A quick web search reveals a long list of classic and contemporary authors with day jobs. Some of these (not in any particular order):
- William Burroughs (exterminator)
- Virginia Woolf (publisher)
- Agatha Christie (apothecaries’ assistant)
- Frank McCourt (teacher)
- Toni Morrison (editor & teacher)
- Charles Dickens (factory worker)
- Robert Frost (teacher)
- James Joyce (cinema operator)
- Franz Kafka (legal clerk & insurance executive)
- John Steinbeck (tour guide)
- Kurt Vonnegut (car dealer)
- Yours truly (corporate trainer & curriculum developer, editor)
- [Insert your name and career here …]
The list could go on and on.
If you have a day job and a young family, opportunities to write are even more precious.

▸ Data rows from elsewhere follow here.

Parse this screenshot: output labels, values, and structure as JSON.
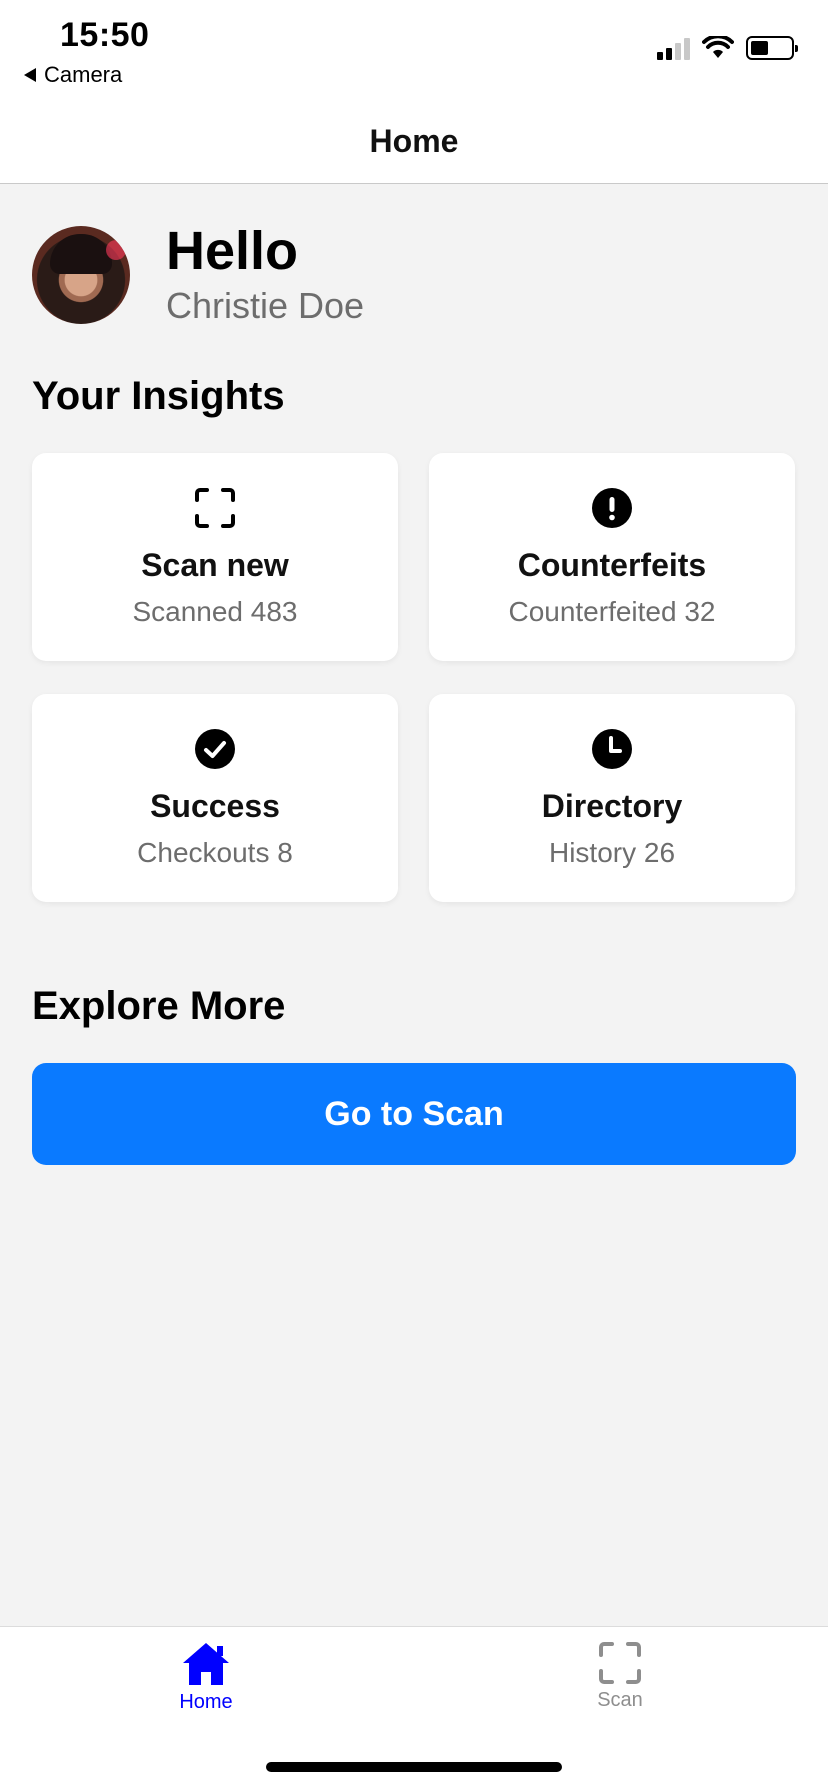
{
  "status_bar": {
    "time": "15:50",
    "back_app": "Camera",
    "icons": [
      "signal-icon",
      "wifi-icon",
      "battery-icon"
    ]
  },
  "header": {
    "title": "Home"
  },
  "greeting": {
    "hello": "Hello",
    "name": "Christie Doe"
  },
  "insights": {
    "title": "Your Insights",
    "cards": [
      {
        "icon": "scan-frame-icon",
        "title": "Scan new",
        "subtitle": "Scanned 483"
      },
      {
        "icon": "exclamation-circle-icon",
        "title": "Counterfeits",
        "subtitle": "Counterfeited 32"
      },
      {
        "icon": "checkmark-circle-icon",
        "title": "Success",
        "subtitle": "Checkouts 8"
      },
      {
        "icon": "clock-icon",
        "title": "Directory",
        "subtitle": "History 26"
      }
    ]
  },
  "explore": {
    "title": "Explore More",
    "button_label": "Go to Scan"
  },
  "tab_bar": {
    "items": [
      {
        "label": "Home",
        "icon": "home-icon",
        "active": true
      },
      {
        "label": "Scan",
        "icon": "scan-frame-icon",
        "active": false
      }
    ]
  },
  "colors": {
    "accent": "#0a7aff",
    "tab_active": "#0000ff",
    "tab_inactive": "#8e8e8e",
    "background": "#f3f3f3"
  }
}
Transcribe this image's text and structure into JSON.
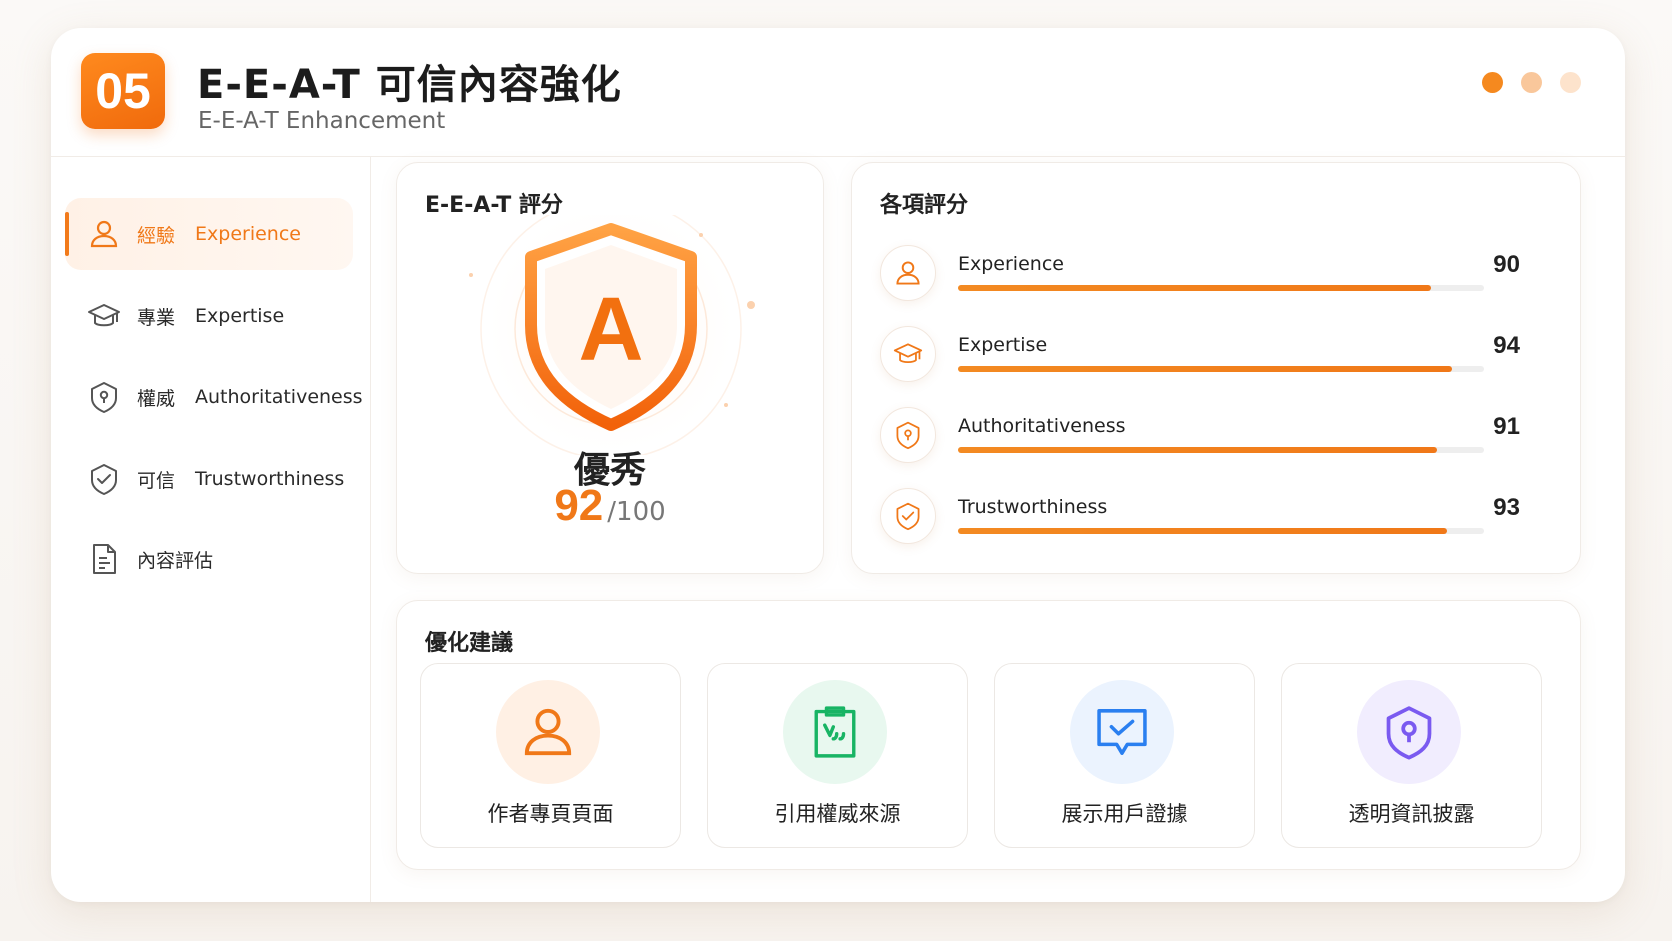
{
  "header": {
    "badge": "05",
    "title": "E-E-A-T 可信內容強化",
    "subtitle": "E-E-A-T Enhancement",
    "dot_colors": [
      "#f5891f",
      "#f9c79b",
      "#fde3cc"
    ]
  },
  "sidebar": {
    "items": [
      {
        "zh": "經驗",
        "en": "Experience",
        "icon": "person-icon",
        "active": true
      },
      {
        "zh": "專業",
        "en": "Expertise",
        "icon": "graduation-cap-icon",
        "active": false
      },
      {
        "zh": "權威",
        "en": "Authoritativeness",
        "icon": "shield-lock-icon",
        "active": false
      },
      {
        "zh": "可信",
        "en": "Trustworthiness",
        "icon": "shield-check-icon",
        "active": false
      },
      {
        "zh": "內容評估",
        "en": "",
        "icon": "document-icon",
        "active": false
      }
    ]
  },
  "score": {
    "title": "E-E-A-T 評分",
    "grade": "A",
    "word": "優秀",
    "value": "92",
    "max": "/100",
    "accent": "#f07818"
  },
  "ratings": {
    "title": "各項評分",
    "items": [
      {
        "label": "Experience",
        "value": 90,
        "icon": "person-icon"
      },
      {
        "label": "Expertise",
        "value": 94,
        "icon": "graduation-cap-icon"
      },
      {
        "label": "Authoritativeness",
        "value": 91,
        "icon": "shield-lock-icon"
      },
      {
        "label": "Trustworthiness",
        "value": 93,
        "icon": "shield-check-icon"
      }
    ]
  },
  "suggestions": {
    "title": "優化建議",
    "items": [
      {
        "label": "作者專頁頁面",
        "icon": "person-icon",
        "color": "#f07818",
        "bg": "#fff0e4"
      },
      {
        "label": "引用權威來源",
        "icon": "quote-clipboard-icon",
        "color": "#18b464",
        "bg": "#e8f8ef"
      },
      {
        "label": "展示用戶證據",
        "icon": "chat-check-icon",
        "color": "#2a7ff0",
        "bg": "#ebf3fe"
      },
      {
        "label": "透明資訊披露",
        "icon": "shield-lock-icon",
        "color": "#7a5af0",
        "bg": "#f1edfe"
      }
    ]
  }
}
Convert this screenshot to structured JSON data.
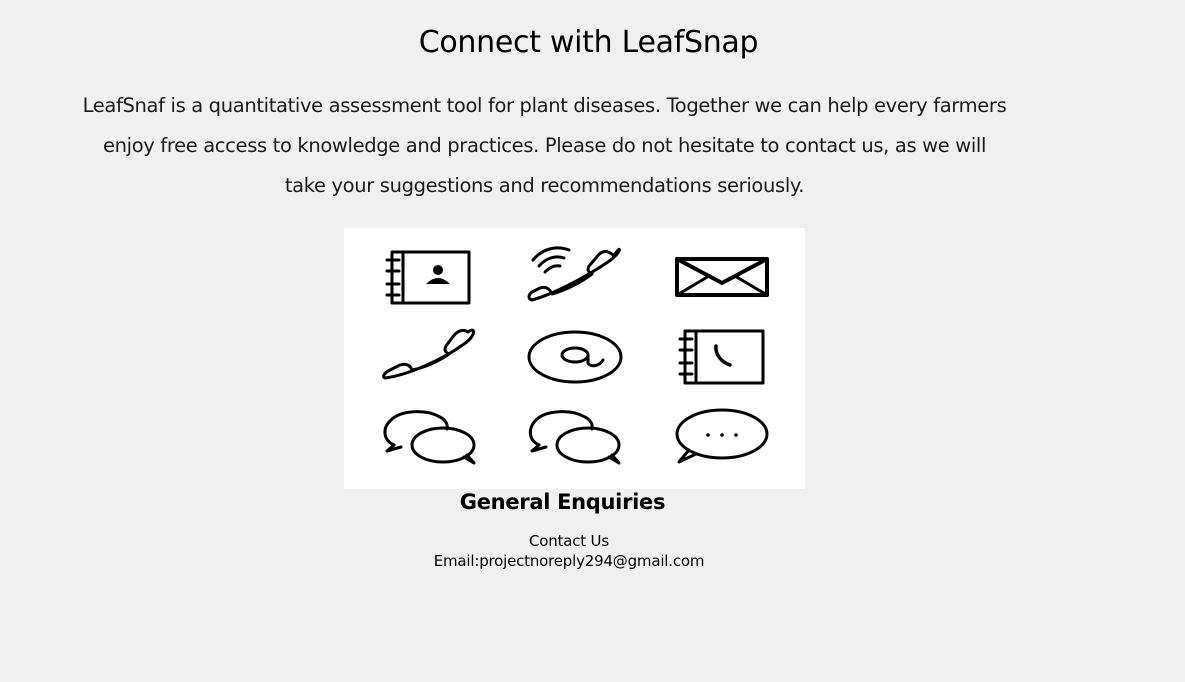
{
  "page": {
    "title": "Connect with LeafSnap",
    "intro": "LeafSnaf is a quantitative assessment tool for plant diseases. Together we can help every farmers enjoy free access to knowledge and practices. Please do not hesitate to contact us, as we will take your suggestions and recommendations seriously."
  },
  "icon_grid": {
    "background": "#ffffff",
    "icons": [
      "address-book-icon",
      "ringing-phone-icon",
      "envelope-icon",
      "phone-handset-icon",
      "at-sign-icon",
      "phone-book-icon",
      "chat-bubbles-icon",
      "chat-bubbles-icon",
      "speech-bubble-ellipsis-icon"
    ]
  },
  "enquiries": {
    "heading": "General Enquiries",
    "contact_label": "Contact Us",
    "email": "Email:projectnoreply294@gmail.com"
  },
  "colors": {
    "page_background": "#f0f0f0",
    "text": "#000000"
  }
}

Yet while having to work full-time and deal with family responsibilities slows down your writing progress, it doesn’t need to stop you from achieving your writing goals, whether those goals include journaling regularly, writing essay, fiction, poetry, or memoir.
Of course, every working writer needs to deal with this challenge in his or her own way, depending upon circumstances and temperament. For example, even though I’m naturally a night owl, my day job requires a great deal of creative energy and I have a long commute, so by the time I arrive home in the evening I’m pretty much toast, creatively speaking. In addition, I write blog posts, teach online classes, and coach a limited number of writing clients. With such a full life, it has been extremely difficult to make time for my own creative writing.
My solution has been to make my writing goals modest and doable — and to learn how to be a morning person. If I net 100 solid words each day (and some days I achieve more than that), I have 36,500 words at the end of the year. That’s half a book, eighteen 2000-word essays, or about 73 poems.
Here’s how I do it: I set two alarms — because that’s what it takes to wake me up — and rise extra early each weekday morning. I allow 15 minutes to splash some water on my face, get a cup of coffee (ready-made via a programmable coffee maker), and settle into my writing chair. Then I set a timer to write for 45 minutes — fifteen minutes for journaling and thirty minutes for creative writing. I do not check my email, surf the Internet (unless needed for research), or open Facebook or Twitter. These are strictly not allowed until my writing timer goes off.
And though I restrict my scheduled writing time to weekdays because weekends are filled with family and other responsibilities, I do sneak in some weekend writing when I can. But I don’t beat myself up if that doesn’t happen. I’m not perfect, and this is not a perfect system, but I’m sticking with it and making progress.
Do you struggle with making time to write?
Here are some questions for your consideration:
- Where in your schedule could you carve out fifteen to thirty minutes of uninterrupted writing time each day? Early morning? Lunchtime? Immediately after work? Late at night? During your commute on the train or bus?
- When do you typically have the most energy: morning, midday, or at night?
- What affect does your job have over your energy level and ability to focus?
- What other responsibilities do you have that affect your energy level and ability to focus?
- What are your writing goals?
- How can you break down your goals into small, achievable bites?
Now a one-week challenge:
- Commit to the challenge by leaving a comment below. All you have to say is that you’re going to do it. (Hey, how bad can a one-week commitment be?)
- Write down one doable, chewable writing goal that you could accomplish this week and share it with a friend — or be daring and share it with us along with your commitment comment. Writing down your goal and sharing it makes you more accountable.
- Schedule your writing time each day for the next week. It doesn’t have to be the same time every day, as long as you schedule it. I don’t suggest anything less than fifteen minutes, though five minutes here and there for journaling and/or brainstorming can augment your regularly scheduled writing time.
- Set an alarm or an appointment reminder keep you on track.
- When you sit down to write, set a timer and when your fifteen or thirty or sixty minutes is up, stop writing. Stopping can be difficult, because you’ll feel like you just got going. But stop anyway.
- Stick to your schedule for one week.
- Come back here at the end of the week and post an update by replying to your original comment.
You can do it. I know you can!
And if you’re a writer with a day job (and being a full-time caregiver counts) who has already solved your writing time conundrum, please feel free to share. Every success story contributes to others.